  • Terriers
  • Toys
  • Working

Other kennel clubs have similar types of groups.

dog near flower
dog near flower

The winners of Best in Group go on to compete for Best in Show, where one final champion dog is determined.

Champion dogs are considered better breeding stock than non-champion dogs because they are proven ideal specimens of their breed. For this reason, their offspring generally have a higher monetary value.

Several placements are awarded during most dog shows:

  • Best of Breed is the title given to the dog that best represents its breed standard according to the judge of that round. During this round, dogs are shown with others in the same breed.
  • Best in Variety is awarded in lieu of Best in Breed when a dog breed has several varieties of the same breed.

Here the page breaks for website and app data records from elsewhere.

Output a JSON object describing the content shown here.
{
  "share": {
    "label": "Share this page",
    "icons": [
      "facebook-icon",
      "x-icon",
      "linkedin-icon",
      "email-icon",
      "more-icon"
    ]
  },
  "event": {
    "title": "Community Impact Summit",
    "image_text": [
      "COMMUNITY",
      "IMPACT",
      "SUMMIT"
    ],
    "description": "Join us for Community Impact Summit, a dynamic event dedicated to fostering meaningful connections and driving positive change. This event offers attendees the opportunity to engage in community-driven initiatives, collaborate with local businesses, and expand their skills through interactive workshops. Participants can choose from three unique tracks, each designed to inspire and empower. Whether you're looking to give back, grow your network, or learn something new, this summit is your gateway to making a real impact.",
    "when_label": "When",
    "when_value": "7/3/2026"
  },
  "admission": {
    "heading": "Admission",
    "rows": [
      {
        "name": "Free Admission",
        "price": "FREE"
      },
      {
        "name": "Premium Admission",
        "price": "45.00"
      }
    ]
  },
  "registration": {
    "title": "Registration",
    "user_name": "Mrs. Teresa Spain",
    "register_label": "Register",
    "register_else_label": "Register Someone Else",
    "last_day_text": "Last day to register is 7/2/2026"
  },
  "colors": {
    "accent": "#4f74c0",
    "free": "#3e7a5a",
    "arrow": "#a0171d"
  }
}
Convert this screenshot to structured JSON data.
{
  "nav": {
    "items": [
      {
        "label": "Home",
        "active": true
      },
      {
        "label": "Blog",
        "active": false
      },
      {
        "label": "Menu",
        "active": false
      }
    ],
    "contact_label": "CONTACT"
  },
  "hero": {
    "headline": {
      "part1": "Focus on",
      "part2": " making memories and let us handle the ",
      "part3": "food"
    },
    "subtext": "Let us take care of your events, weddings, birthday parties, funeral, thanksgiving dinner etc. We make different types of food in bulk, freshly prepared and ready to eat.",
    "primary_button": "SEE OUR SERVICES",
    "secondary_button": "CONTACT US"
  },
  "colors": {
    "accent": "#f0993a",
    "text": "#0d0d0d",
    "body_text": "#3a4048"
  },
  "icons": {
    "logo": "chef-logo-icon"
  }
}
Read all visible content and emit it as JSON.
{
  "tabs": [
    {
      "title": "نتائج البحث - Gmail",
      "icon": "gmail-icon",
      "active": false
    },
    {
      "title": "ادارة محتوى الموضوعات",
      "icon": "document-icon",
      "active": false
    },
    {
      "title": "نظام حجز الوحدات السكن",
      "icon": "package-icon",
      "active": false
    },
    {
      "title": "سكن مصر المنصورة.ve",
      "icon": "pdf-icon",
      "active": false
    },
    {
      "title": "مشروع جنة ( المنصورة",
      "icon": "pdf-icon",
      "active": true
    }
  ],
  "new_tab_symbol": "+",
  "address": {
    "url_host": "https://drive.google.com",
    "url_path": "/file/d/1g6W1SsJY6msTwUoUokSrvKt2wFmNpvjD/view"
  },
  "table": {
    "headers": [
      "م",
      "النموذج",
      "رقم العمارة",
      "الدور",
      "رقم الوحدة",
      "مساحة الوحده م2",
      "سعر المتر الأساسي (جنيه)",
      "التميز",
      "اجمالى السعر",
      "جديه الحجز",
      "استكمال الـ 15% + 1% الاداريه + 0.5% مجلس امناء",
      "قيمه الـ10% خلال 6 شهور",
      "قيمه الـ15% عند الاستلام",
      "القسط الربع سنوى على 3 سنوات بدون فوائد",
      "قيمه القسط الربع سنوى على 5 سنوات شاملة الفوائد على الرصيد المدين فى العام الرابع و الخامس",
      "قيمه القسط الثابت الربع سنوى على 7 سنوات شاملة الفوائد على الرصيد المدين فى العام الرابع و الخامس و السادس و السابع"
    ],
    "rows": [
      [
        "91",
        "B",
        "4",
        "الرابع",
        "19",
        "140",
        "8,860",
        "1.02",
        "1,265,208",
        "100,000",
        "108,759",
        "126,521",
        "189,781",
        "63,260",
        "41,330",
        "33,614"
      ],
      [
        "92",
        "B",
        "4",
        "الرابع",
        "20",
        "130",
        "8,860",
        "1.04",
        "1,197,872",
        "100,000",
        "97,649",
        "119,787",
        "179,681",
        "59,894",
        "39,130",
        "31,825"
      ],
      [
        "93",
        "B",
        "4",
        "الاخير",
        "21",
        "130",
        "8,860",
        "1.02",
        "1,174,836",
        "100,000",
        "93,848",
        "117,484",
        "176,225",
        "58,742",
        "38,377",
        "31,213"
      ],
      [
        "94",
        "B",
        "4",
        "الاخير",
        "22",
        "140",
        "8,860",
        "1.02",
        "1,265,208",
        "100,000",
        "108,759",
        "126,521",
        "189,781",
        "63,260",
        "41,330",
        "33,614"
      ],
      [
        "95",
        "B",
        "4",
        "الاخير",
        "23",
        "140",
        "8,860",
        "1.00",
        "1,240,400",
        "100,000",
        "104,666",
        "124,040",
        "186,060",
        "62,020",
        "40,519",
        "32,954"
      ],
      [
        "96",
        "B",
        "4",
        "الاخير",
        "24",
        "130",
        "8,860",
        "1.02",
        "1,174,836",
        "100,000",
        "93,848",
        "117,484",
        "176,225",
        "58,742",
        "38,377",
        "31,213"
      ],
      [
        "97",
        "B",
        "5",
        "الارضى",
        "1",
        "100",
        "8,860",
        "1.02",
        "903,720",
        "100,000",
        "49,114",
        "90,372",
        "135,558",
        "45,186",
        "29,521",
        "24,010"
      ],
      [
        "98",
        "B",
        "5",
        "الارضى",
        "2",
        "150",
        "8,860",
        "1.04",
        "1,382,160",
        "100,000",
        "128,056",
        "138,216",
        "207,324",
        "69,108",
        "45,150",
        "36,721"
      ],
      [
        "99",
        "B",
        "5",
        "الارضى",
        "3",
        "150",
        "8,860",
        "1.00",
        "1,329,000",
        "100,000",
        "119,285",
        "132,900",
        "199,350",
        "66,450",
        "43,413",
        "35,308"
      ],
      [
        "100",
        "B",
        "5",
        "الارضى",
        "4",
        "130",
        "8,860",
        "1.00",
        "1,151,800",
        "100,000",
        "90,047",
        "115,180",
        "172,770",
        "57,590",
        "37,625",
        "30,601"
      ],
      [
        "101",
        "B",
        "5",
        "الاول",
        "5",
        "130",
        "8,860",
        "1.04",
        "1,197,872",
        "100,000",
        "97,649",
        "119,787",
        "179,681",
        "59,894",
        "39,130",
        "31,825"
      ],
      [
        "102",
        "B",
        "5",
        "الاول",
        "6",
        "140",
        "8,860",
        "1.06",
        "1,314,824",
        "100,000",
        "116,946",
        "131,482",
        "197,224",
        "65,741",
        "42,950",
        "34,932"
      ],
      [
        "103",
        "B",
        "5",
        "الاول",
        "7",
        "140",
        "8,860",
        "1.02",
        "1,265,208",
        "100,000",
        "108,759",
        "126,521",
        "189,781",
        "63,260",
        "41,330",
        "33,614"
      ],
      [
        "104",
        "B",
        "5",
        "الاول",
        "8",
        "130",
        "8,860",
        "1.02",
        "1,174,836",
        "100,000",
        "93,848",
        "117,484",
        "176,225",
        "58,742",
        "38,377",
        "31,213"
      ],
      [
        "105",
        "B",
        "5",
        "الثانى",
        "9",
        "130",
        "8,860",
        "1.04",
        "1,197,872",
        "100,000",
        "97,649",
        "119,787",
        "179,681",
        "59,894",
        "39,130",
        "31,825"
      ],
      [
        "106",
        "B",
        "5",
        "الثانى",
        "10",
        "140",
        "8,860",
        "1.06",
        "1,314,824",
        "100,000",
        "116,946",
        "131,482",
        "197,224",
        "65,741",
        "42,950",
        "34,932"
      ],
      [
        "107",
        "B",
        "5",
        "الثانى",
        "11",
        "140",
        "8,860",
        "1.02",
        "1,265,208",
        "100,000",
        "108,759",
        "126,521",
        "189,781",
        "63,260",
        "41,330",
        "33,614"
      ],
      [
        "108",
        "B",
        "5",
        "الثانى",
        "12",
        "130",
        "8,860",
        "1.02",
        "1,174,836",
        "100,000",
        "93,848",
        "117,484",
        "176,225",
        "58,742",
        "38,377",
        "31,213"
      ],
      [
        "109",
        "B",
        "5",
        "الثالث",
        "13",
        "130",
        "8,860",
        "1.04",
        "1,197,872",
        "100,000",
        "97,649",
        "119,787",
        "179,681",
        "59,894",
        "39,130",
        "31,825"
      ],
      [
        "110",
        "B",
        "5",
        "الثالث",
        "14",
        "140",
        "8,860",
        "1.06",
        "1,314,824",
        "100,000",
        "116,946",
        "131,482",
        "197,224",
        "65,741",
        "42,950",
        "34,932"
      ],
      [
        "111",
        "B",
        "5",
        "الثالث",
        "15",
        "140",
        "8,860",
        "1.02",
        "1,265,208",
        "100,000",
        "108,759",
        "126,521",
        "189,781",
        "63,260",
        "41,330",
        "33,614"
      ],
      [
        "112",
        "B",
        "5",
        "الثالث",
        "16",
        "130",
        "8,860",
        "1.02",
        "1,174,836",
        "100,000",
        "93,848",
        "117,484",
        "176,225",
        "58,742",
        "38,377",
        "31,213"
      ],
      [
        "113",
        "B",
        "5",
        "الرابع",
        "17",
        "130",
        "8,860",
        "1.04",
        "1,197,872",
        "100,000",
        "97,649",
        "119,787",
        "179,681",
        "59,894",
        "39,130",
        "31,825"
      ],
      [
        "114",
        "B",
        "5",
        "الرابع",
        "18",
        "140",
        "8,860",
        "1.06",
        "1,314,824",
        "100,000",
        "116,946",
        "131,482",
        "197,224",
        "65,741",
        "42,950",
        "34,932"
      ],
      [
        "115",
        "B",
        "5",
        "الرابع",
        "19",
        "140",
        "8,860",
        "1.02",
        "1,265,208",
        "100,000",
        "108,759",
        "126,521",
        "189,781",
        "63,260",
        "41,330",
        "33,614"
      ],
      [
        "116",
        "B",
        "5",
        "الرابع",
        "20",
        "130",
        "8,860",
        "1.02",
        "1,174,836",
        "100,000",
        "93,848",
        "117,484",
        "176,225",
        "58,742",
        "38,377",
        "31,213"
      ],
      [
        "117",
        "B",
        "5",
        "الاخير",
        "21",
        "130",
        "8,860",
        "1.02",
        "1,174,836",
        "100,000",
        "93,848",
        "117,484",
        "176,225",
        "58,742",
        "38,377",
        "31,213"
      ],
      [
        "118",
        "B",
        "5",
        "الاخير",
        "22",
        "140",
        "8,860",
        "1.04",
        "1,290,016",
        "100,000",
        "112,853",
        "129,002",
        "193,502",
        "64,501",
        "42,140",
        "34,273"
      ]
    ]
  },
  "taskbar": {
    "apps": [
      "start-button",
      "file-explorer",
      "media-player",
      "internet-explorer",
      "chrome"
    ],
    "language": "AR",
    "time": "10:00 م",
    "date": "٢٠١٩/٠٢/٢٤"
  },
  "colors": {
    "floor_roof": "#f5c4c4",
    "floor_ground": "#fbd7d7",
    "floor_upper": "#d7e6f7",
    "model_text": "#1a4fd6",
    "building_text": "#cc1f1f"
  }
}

One example is the Poodle, which has miniature, standard, and toy varieties.
  • Best of Opposite is awarded to a dog of the opposite sex of Best of Breed or Best in Variety that best represents the same breed as determined by the same judge. This indicates that the pair is ideal for breeding.
  • Best in Show denotes the overall winner of the dog show. This dog is selected from all of the Best in Group winners of that show. Best in Show is the highest distinction in a conformation dog show.
  • Award of Merit may be given at the discretion of the judge to outstanding entries that did not win Best of Breed or Best in Show.
Dogs lined up for competition
Dogs Lined Up For Competition

Dog Show Terminology

Whether or not you are a fan of dog shows, you may have heard some terms that leave you guessing. Some of them might be easy to figure out but others are not so obvious. Here are some of the terms commonly used in dog shows with explanations of their meanings:

person walking near dog on green field surrounded with tall and green trees during daytime
person walking near dog on green field surrounded with tall and green trees during daytime

All Rounder

describes a dog show judge who is licensed to judge all breeds.


is an object used to get and keep a dog's attention in the show ring, such as a treat or toy. Some shows do not allow bait to be used.

Benched Show

(or bench show) refers to a dog show where dogs are assigned to separate benches when they are not in the showing ring. Spectators can approach each bench to learn more about the dog. The Westminster Kennel Club Dog Show is one of the few benched shows in the United States.


is the term used to describe an intact female dog (not spayed). An intact male is simply called a dog.

tan German shepherd
tan German shepherd

Breed Standard

is a written description of the ideal physical, functional, and temperamental traits of a specific breed. This is the standard against which all dogs of that breed are judged. The breed standard is created and enforced by the parent club for each breed.

Champion (Ch.)

is a title for a dog that has earned a certain number of points competing in AKC shows.


describes the structure and physical traits of a dog and how well they conform to the breed standard. Dog shows are also often called conformation shows.


refers to the mother of a litter of puppies.

white puppy at beach
white puppy at beach
adult short-coated brown dog besides green plant photo
adult short-coated brown dog besides green plant photo


is used in the dog show world to describe an intact male canine (not neutered). An intact female canine is called a bitch.


refers to the movement of the dog and may also be called action. A competing dog's gait is judged when the dogs are walking and running around the ring. This helps to display proper or improper structure and conformation.


describes the person who shows the dog in the ring. This is not always the dog's owner; it is often a professional handler that is paid to show dogs. An excellent handler is well-paid because a good performance can mean the difference between a win and a loss.


refers to the position a dog stands in while being shown. Certain dog breeds have their own special positions. Most breeds stand so all four paws are aligned.